■ PROBLEM STATEMENT
Once a line is found to contain "false", copy it out of the listing.

■ ENTRIES SUPPLIED
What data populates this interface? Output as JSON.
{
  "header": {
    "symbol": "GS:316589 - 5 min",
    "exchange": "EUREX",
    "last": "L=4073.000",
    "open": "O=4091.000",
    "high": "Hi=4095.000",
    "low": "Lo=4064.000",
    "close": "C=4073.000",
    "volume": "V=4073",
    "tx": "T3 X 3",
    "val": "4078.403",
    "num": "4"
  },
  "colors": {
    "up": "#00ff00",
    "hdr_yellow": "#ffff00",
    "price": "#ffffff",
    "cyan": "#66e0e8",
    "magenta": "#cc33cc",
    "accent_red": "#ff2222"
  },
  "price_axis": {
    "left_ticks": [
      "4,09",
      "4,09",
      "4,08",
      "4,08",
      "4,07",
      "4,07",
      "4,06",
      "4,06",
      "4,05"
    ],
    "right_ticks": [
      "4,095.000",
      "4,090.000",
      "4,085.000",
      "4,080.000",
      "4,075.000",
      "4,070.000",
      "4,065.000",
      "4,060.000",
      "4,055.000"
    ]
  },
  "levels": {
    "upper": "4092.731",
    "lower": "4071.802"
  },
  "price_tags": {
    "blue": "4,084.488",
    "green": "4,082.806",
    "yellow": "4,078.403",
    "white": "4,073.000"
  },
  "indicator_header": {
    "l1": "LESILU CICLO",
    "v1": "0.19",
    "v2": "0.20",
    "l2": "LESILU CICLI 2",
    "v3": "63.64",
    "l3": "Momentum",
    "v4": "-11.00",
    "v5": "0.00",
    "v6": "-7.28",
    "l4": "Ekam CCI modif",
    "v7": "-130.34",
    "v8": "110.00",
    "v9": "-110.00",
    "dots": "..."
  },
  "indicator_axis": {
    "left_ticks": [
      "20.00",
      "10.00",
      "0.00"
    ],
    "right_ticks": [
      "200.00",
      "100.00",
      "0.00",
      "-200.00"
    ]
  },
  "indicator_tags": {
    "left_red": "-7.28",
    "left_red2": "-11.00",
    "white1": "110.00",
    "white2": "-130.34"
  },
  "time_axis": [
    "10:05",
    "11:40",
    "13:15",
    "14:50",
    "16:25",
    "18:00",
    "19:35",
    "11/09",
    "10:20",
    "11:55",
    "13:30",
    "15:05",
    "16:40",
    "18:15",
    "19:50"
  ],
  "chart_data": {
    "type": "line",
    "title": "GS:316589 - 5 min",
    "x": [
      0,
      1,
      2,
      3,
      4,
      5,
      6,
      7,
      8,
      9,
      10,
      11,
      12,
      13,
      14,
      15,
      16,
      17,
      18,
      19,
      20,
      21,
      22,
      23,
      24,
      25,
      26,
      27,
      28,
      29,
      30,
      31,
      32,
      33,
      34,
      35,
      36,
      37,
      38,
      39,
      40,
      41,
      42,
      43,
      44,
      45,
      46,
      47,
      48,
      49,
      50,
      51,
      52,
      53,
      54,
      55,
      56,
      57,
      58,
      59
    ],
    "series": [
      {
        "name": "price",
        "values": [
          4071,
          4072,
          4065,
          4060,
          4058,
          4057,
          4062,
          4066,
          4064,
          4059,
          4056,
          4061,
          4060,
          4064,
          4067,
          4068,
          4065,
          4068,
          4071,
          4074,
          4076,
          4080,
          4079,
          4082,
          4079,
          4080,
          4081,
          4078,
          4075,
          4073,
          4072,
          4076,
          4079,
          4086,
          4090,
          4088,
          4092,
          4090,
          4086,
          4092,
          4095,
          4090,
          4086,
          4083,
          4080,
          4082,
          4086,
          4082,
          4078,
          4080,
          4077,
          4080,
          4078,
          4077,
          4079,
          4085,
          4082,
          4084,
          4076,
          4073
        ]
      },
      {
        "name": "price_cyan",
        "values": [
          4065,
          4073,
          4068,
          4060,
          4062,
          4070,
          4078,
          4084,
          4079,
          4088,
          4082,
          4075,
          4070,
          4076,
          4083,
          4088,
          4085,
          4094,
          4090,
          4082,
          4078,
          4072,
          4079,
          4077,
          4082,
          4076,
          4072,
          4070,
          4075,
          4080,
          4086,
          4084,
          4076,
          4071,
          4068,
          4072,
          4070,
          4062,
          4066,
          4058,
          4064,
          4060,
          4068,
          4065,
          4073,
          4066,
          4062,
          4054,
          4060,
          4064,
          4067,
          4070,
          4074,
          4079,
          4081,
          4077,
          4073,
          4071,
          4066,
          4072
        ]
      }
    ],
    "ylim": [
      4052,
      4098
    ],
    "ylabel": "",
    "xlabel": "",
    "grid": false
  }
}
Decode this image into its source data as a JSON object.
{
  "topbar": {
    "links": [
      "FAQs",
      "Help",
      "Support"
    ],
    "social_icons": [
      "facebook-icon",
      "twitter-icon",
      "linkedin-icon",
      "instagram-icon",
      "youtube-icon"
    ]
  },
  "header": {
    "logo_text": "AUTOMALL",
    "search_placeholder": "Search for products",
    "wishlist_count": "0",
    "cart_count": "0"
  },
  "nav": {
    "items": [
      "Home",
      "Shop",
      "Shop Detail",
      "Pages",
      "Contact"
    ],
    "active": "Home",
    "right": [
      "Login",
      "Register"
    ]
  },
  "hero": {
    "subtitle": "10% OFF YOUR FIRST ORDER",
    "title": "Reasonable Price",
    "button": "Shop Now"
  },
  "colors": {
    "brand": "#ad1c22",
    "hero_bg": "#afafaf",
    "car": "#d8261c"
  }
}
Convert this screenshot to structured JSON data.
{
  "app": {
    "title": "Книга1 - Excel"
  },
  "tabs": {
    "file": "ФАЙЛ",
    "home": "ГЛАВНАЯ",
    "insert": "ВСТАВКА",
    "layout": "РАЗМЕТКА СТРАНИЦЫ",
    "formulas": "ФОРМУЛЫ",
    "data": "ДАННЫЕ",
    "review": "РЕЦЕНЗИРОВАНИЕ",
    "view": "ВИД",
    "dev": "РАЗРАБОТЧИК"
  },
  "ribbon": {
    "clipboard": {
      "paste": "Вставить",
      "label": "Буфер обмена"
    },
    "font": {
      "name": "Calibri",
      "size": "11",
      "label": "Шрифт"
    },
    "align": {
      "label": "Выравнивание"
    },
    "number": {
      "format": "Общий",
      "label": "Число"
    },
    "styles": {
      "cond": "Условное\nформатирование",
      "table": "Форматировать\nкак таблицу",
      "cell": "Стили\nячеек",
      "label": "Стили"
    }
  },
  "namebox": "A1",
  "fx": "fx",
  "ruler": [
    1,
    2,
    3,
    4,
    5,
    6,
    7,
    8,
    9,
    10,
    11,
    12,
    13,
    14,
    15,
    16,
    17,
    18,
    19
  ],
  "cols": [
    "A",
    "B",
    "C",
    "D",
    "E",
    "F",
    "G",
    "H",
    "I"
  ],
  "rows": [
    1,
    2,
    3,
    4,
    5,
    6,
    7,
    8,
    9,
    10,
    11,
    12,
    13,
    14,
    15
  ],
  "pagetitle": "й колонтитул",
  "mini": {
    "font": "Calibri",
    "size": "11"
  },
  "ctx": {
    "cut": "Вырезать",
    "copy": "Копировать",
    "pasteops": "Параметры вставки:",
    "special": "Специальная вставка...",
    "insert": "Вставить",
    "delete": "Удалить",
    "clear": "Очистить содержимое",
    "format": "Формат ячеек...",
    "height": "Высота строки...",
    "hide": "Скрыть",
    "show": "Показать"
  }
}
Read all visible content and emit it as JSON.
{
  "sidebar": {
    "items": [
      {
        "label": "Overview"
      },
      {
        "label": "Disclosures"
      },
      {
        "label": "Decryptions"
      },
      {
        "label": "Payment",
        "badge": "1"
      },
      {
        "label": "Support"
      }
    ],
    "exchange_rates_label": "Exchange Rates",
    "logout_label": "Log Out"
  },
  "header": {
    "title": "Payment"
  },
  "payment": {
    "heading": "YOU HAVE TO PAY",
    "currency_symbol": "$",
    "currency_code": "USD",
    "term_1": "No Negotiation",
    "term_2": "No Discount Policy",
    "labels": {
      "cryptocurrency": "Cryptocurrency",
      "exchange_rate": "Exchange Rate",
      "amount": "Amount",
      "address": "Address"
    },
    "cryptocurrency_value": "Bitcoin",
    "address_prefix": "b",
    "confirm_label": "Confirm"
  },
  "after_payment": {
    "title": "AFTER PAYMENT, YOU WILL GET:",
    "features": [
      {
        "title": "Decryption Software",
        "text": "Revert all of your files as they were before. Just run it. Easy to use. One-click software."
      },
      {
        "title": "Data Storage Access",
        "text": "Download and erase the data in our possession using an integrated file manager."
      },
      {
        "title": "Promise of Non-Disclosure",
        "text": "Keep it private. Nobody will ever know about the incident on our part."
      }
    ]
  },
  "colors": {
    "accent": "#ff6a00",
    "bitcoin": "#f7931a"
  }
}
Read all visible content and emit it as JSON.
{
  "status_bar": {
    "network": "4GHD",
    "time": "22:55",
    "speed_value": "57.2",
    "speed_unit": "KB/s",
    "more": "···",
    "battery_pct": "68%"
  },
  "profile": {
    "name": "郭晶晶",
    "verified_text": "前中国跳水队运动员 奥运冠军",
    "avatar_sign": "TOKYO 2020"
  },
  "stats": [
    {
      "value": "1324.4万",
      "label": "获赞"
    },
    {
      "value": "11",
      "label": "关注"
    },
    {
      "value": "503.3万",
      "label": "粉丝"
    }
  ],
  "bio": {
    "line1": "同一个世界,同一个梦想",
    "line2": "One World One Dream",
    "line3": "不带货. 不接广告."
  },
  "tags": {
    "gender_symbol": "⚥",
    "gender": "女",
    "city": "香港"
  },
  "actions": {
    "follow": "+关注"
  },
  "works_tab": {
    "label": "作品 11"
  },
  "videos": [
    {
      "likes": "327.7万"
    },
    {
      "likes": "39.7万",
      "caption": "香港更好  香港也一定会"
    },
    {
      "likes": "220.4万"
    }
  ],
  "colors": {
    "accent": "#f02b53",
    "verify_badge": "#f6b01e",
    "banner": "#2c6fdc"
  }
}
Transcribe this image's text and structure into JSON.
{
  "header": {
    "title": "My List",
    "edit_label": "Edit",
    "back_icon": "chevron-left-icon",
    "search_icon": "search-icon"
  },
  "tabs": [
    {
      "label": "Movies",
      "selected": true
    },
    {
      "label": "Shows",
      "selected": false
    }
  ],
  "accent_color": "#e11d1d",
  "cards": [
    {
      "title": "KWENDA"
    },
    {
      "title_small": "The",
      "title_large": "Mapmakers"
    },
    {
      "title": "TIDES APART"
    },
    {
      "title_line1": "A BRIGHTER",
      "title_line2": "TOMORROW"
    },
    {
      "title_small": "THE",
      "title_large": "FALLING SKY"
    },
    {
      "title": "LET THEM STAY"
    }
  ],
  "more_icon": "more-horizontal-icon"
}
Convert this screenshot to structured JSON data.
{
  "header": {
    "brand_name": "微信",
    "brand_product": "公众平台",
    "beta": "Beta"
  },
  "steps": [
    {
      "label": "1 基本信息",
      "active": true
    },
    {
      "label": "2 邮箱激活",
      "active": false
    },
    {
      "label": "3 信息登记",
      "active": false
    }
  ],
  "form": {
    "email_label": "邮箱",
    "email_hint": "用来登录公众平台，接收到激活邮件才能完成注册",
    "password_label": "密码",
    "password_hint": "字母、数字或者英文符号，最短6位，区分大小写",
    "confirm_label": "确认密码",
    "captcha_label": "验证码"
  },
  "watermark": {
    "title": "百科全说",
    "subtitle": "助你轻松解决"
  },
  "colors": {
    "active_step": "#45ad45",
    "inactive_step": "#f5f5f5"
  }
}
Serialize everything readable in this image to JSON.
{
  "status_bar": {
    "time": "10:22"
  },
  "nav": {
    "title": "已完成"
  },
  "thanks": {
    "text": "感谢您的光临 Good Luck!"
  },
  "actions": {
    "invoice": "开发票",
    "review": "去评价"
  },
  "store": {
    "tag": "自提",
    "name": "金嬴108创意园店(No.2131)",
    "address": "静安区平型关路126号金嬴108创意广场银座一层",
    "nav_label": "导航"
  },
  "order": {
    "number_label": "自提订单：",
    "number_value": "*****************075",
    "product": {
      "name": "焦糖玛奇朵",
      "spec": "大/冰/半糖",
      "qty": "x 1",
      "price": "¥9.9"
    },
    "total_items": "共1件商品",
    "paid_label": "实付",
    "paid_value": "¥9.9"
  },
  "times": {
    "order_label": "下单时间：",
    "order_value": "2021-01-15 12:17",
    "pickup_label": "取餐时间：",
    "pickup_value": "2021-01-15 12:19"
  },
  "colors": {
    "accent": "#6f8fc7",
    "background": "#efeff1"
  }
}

■ SOLUTION FOR THIS TASK
    "grid": false
      "selected": false
      "active": false
      "active": false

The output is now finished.